Dataset rows describing interfaces:
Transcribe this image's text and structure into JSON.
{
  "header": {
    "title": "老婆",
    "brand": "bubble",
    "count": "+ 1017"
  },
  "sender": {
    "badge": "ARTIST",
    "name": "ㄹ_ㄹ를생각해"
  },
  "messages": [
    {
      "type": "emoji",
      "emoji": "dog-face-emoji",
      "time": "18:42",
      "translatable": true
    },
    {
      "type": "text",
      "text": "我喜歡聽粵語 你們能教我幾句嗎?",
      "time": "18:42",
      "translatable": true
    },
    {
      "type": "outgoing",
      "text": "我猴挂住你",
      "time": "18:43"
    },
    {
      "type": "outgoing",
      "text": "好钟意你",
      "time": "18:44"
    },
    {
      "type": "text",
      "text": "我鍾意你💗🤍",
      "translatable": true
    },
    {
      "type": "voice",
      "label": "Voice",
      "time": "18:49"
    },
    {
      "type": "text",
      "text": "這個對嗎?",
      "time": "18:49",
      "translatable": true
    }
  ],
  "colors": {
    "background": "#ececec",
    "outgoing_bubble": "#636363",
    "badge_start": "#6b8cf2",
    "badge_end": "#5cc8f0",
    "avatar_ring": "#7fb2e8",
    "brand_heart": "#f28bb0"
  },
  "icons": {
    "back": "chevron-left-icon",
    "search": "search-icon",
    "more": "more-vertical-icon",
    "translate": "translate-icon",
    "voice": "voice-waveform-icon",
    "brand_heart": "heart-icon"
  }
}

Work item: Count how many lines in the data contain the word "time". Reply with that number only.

Solution for this problem: 6